I phoned him immediately; his name was Raj. He seemed just my type. We arranged to meet later that day in the buffet on New Street Station between 4 and 5pm.luckily it was my day off.
Mum was more excited than I was. "Don't forget your watch... why don't you wear that nice Silk Sari...?"
At precisely 4pm I arrived at the buffet. I looked around, inconspicuously, but there was no-one that fitted Raj's description. 4.15....4.30. Still no-one! I began to feel like an extra in Brief Encounter, gradually becoming waterlogged from several cups of insipid British Rail coffee. At 4.45, a tall, Gujarati man rushed into the buffet, seating himself at an unoccupied table. I dashed over immediately.
"Are you Raj?"
"Yes, I am."
I started to introduce myself, but he was hardly the loquacious type. I attempted to make pleasant conversation in several languages; Hindi, Urdu, Gujarati...
Eventually we agreed on a trip to the cinema, followed by a curry. I became utterly disappointed with his lack-lustre personality and felt pleased when it was time to part company. He certainly did not come up to my expectations. And neither of us suggested we meet up again. On the journey home I became dispirited. Maybe this lonely hearts' business was not for me, after all, I thought. And that man! Wasn't he a strange fellow? Not at all as he had seemed on the phone.
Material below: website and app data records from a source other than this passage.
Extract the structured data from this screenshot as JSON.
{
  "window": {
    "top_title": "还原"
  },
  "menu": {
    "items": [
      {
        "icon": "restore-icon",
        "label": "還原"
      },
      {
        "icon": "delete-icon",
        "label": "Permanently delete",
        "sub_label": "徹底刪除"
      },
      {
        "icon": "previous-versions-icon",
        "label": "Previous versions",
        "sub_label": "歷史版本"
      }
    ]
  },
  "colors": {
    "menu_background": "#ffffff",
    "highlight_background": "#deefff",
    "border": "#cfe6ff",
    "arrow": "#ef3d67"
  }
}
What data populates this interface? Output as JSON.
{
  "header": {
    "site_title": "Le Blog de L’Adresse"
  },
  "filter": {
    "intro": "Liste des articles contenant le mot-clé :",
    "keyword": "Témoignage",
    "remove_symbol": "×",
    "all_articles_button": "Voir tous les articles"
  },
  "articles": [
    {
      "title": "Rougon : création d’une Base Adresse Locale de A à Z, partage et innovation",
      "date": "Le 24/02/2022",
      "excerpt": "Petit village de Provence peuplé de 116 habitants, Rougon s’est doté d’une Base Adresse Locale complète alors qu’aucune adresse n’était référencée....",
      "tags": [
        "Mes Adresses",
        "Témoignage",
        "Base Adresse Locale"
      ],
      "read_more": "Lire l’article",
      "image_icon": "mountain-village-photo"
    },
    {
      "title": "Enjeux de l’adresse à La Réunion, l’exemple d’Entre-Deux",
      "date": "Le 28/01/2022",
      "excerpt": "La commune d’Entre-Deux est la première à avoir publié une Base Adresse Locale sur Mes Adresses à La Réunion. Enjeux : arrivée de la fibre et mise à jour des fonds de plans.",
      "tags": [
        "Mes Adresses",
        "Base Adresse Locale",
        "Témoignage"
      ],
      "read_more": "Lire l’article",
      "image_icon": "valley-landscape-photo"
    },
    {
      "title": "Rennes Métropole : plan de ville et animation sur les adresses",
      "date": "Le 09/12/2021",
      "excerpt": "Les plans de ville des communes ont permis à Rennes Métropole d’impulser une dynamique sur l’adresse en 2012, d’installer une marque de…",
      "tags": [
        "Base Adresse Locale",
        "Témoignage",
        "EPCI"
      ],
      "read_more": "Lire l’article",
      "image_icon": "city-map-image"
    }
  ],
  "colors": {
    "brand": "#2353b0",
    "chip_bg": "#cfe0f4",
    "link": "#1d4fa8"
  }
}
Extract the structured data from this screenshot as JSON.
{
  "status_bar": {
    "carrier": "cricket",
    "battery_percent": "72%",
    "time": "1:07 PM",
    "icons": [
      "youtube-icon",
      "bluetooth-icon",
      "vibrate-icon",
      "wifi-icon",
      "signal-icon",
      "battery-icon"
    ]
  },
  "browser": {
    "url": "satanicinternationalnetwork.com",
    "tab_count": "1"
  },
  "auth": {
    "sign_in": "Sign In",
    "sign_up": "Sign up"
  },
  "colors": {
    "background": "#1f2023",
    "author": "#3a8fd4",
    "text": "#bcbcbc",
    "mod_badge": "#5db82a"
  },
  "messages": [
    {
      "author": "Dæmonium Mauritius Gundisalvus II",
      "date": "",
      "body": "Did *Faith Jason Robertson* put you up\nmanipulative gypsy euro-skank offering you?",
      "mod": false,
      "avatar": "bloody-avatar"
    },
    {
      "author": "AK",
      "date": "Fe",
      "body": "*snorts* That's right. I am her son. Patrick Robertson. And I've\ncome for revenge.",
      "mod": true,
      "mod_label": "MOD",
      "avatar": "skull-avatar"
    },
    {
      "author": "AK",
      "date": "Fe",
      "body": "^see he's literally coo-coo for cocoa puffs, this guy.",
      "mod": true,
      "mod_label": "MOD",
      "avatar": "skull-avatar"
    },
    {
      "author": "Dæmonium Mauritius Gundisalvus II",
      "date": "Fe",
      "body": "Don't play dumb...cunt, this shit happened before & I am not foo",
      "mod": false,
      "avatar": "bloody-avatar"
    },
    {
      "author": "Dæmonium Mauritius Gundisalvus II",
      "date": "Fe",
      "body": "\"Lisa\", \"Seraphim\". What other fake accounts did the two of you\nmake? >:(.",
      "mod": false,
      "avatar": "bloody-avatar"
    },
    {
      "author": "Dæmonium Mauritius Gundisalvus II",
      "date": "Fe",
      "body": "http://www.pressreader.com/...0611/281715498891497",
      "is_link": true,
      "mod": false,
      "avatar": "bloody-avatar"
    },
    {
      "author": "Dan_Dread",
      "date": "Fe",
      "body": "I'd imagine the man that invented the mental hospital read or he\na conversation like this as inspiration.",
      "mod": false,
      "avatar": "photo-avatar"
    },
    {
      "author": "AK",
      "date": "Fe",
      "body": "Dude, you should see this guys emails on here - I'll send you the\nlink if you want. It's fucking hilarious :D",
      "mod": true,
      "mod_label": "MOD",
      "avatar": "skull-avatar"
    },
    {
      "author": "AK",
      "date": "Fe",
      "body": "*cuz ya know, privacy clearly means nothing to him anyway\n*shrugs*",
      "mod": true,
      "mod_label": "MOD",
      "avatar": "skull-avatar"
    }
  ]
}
I arrived back after dark, regretting the waste of my one free evening that week, only to be confronted with an extremely upset mother. "There you are! - I've been worried sick!"
"Why?" I asked, obviously baffled by her attitude.
"Raj has been ringing all evening; he wondered why you weren't there to meet him as arranged. He couldn't get there until almost 5pm as he was detained at the hospital," she explained.
"But... but I WAS there, I've been with him since 4.45!" I protested innocently. Then, the daunting realization suddenly struck me: in my eagerness to form a meaningful relationship I had inadvertently spent an entire evening with the wrong man.
© 2015 Stella Kaye